═════ DATA TO PROCESS

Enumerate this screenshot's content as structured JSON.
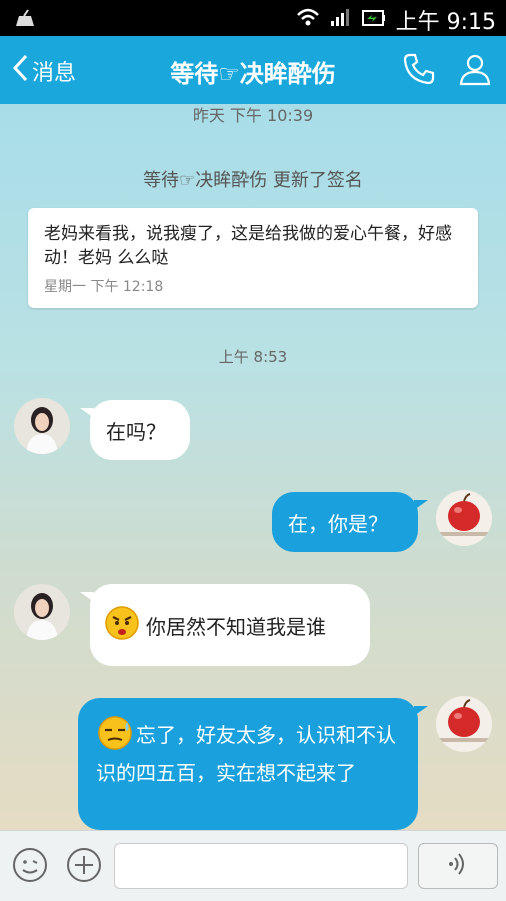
{
  "status_bar": {
    "time": "上午 9:15"
  },
  "navbar": {
    "back_label": "消息",
    "title": "等待☞决眸酔伤"
  },
  "chat": {
    "top_time": "昨天 下午 10:39",
    "system_message": "等待☞决眸酔伤 更新了签名",
    "signature_card": {
      "text": "老妈来看我，说我瘦了，这是给我做的爱心午餐，好感动！老妈 么么哒",
      "time": "星期一 下午 12:18"
    },
    "time_divider": "上午 8:53",
    "messages": [
      {
        "side": "in",
        "text": "在吗？"
      },
      {
        "side": "out",
        "text": "在，你是？"
      },
      {
        "side": "in",
        "text": "你居然不知道我是谁",
        "emoji": "angry-face"
      },
      {
        "side": "out",
        "text": "忘了，好友太多，认识和不认识的四五百，实在想不起来了",
        "emoji": "sweat-face"
      }
    ]
  },
  "input_bar": {
    "placeholder": ""
  },
  "colors": {
    "accent": "#1aa8dc",
    "outgoing_bubble": "#1aa0dc"
  }
}
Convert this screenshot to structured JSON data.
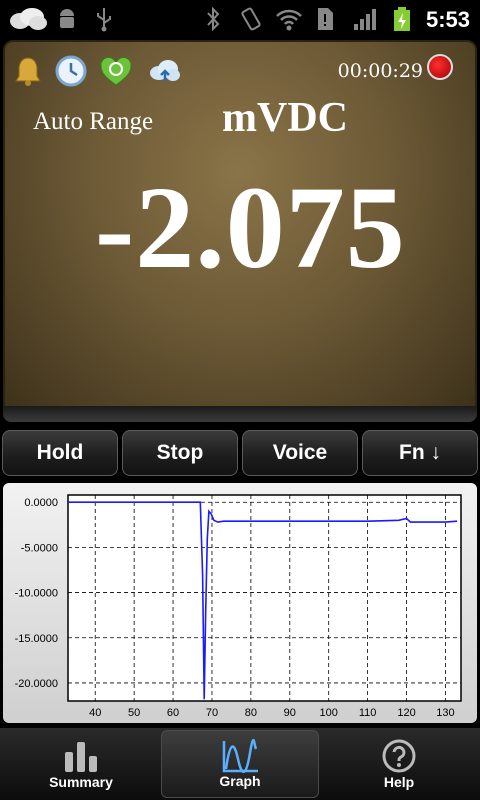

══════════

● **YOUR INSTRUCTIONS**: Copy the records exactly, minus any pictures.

● **TASK SOLUTION**:
Enumerate this screenshot's content as structured JSON.
{
  "status_bar": {
    "time": "上午 9:15"
  },
  "navbar": {
    "back_label": "消息",
    "title": "等待☞决眸酔伤"
  },
  "chat": {
    "top_time": "昨天 下午 10:39",
    "system_message": "等待☞决眸酔伤 更新了签名",
    "signature_card": {
      "text": "老妈来看我，说我瘦了，这是给我做的爱心午餐，好感动！老妈 么么哒",
      "time": "星期一 下午 12:18"
    },
    "time_divider": "上午 8:53",
    "messages": [
      {
        "side": "in",
        "text": "在吗？"
      },
      {
        "side": "out",
        "text": "在，你是？"
      },
      {
        "side": "in",
        "text": "你居然不知道我是谁",
        "emoji": "angry-face"
      },
      {
        "side": "out",
        "text": "忘了，好友太多，认识和不认识的四五百，实在想不起来了",
        "emoji": "sweat-face"
      }
    ]
  },
  "input_bar": {
    "placeholder": ""
  },
  "colors": {
    "accent": "#1aa8dc",
    "outgoing_bubble": "#1aa0dc"
  }
}
Convert this screenshot to structured JSON data.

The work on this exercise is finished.